Work instructions
Pick out the lines below that contain the string "after" and copy them all.

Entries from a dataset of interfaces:
+++

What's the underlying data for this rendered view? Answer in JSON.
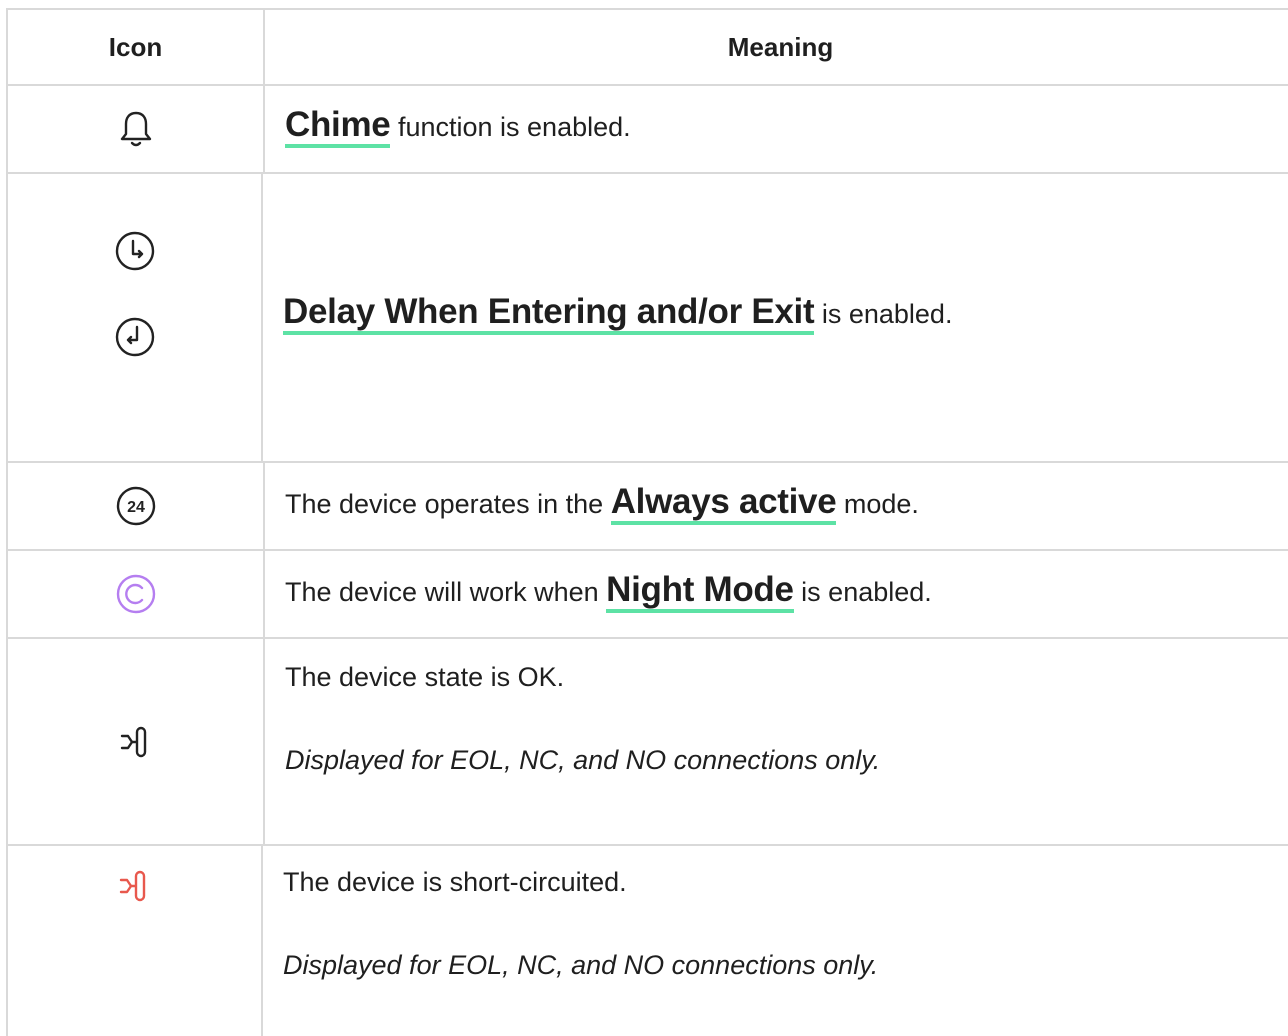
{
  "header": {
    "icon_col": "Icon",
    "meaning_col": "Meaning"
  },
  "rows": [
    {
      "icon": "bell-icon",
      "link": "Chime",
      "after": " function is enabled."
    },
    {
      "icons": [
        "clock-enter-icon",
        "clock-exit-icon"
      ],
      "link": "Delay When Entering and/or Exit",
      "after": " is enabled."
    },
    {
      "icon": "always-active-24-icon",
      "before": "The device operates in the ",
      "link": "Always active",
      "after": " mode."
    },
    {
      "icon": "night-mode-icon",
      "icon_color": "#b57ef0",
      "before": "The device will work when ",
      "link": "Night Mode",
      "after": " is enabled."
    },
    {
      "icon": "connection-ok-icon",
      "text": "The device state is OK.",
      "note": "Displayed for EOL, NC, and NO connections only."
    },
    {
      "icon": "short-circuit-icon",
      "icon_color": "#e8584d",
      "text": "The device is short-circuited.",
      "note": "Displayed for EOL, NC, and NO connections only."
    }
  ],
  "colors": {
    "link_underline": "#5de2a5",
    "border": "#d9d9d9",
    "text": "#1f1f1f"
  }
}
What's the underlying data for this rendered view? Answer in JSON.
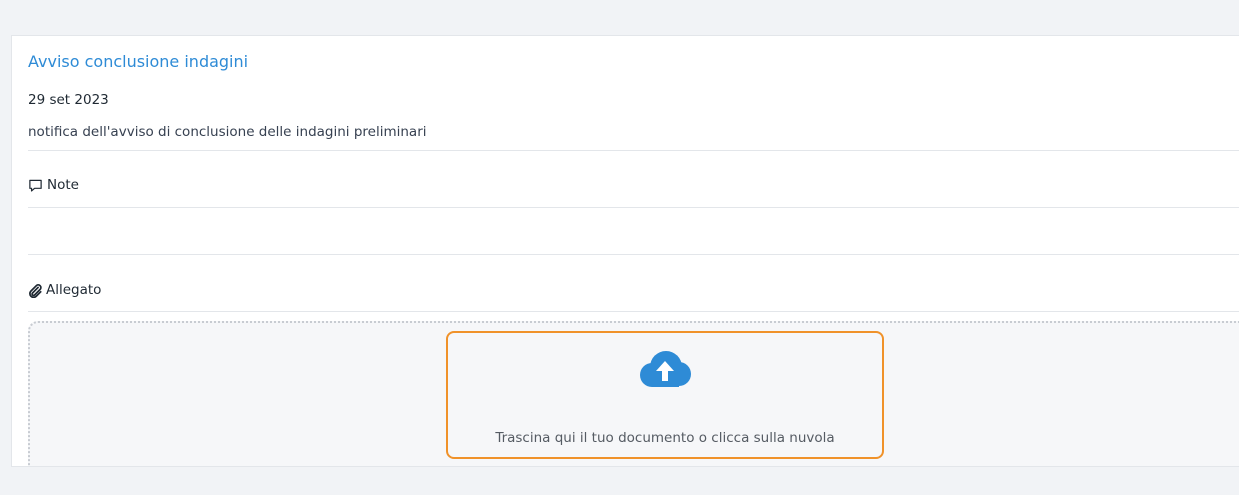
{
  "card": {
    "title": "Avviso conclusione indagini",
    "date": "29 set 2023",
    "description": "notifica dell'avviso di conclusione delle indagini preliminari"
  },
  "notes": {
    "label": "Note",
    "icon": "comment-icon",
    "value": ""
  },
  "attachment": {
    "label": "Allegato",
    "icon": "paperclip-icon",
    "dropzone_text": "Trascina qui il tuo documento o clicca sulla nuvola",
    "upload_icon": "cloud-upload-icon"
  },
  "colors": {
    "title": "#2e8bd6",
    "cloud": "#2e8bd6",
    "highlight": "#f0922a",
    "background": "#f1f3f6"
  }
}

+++

Exercise answer
      "after": " function is enabled."
      "after": " is enabled."
      "after": " mode."
      "after": " is enabled."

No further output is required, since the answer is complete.